- Brand & Model: Mido Multifort Patrimony
- Price: $890 (steel) / $1,000 (PVD)
- Who we think it might be for: You want a vintage feel (complete with pulsimeter scale) hiding modern materials and accuracy
- Would I buy one for myself based on what Iâ€™ve seen? Indeed – this looks like a great every day (or every-other day, with that power reserve) sort of â€œat the officeâ€ watch
- What spoke to me the most about this watch: The twisted lugs and the boxed sapphire crystal
Tech Specs from Mido
- Automatic Mido Caliber 80 (ETA C07.621 base), 111â„2â€™â€™â€™, Ã˜25.60 mm, height: 5.22 mm, 25 jewels, 21,600 vph.
- Finely decorated ElaborÃ©-grade move- ment, oscillating weight decorated with Geneva stripes and the Mido logo.
- Functions HMSD + day.
- Adjusted on 3 different positions for high accuracy.
- Up to 80 hours of power reserve.
- Polished and satin-finished 316L stainless steel, Ã˜40 mm, 3 pieces, box sapphire crystal and screwed case back
- Finely decorated ElaborÃ©-grade movement visible through the transparent case back
- Engraved serial number
- Water-resistant up to a pressure of 5 bars (50 m /165 ft).
- STRAP : Cognac-coloured genuine cow leather, natural look, pin buckle in stainless steel.
- Domed, graduated blue colour, finely sunray satin-finished
- Indexes coated with white Super- LumiNovaÂ®, pulsimeter scale around the edge.
- Date aperture at 6 oâ€™clock.

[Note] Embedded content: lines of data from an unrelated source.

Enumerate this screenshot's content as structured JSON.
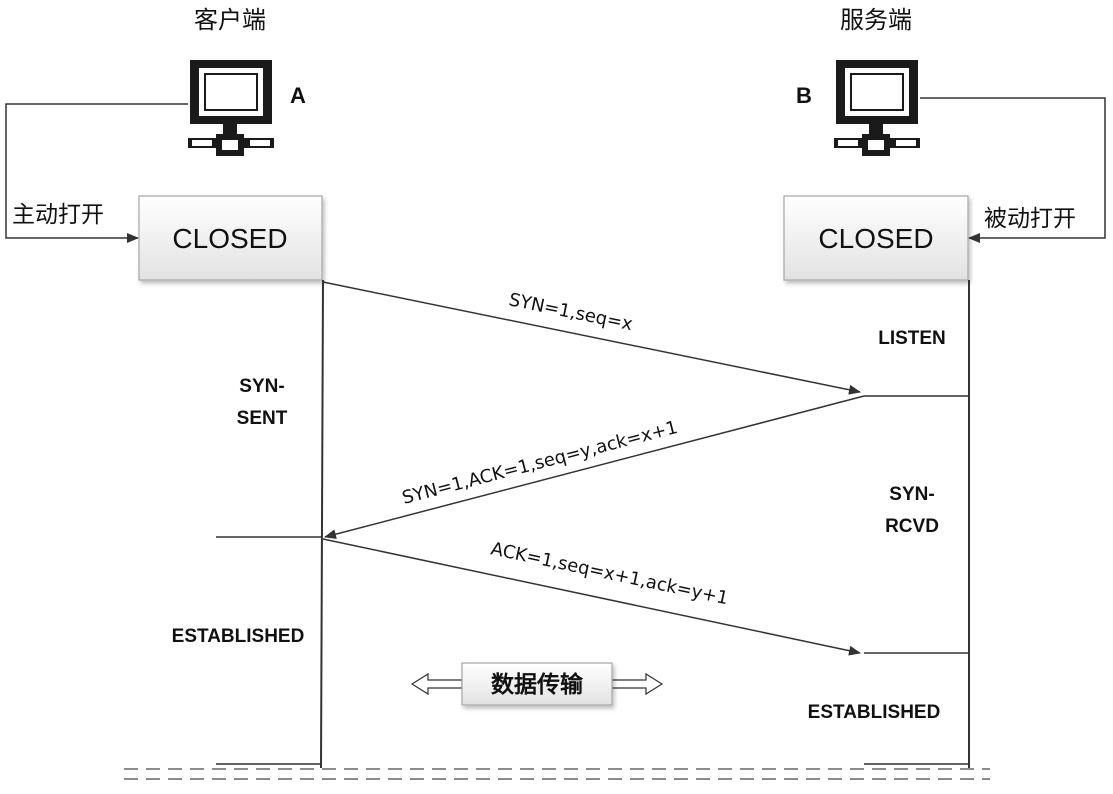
{
  "client": {
    "title": "客户端",
    "host": "A",
    "box_state": "CLOSED",
    "open_action": "主动打开"
  },
  "server": {
    "title": "服务端",
    "host": "B",
    "box_state": "CLOSED",
    "open_action": "被动打开"
  },
  "states": {
    "server_listen": "LISTEN",
    "client_syn_sent_1": "SYN-",
    "client_syn_sent_2": "SENT",
    "server_syn_rcvd_1": "SYN-",
    "server_syn_rcvd_2": "RCVD",
    "client_established": "ESTABLISHED",
    "server_established": "ESTABLISHED"
  },
  "messages": {
    "msg1": "SYN=1,seq=x",
    "msg2": "SYN=1,ACK=1,seq=y,ack=x+1",
    "msg3": "ACK=1,seq=x+1,ack=y+1"
  },
  "data_transfer": "数据传输",
  "colors": {
    "line": "#333333",
    "box_top": "#ffffff",
    "box_bottom": "#e4e4e4",
    "box_border": "#a6a6a6",
    "computer": "#1a1a1a"
  }
}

- HANDS: Flat diamond-cut hour and minute hands with white Super-LumiNovaÂ®, flat diamond-cut seconds hand.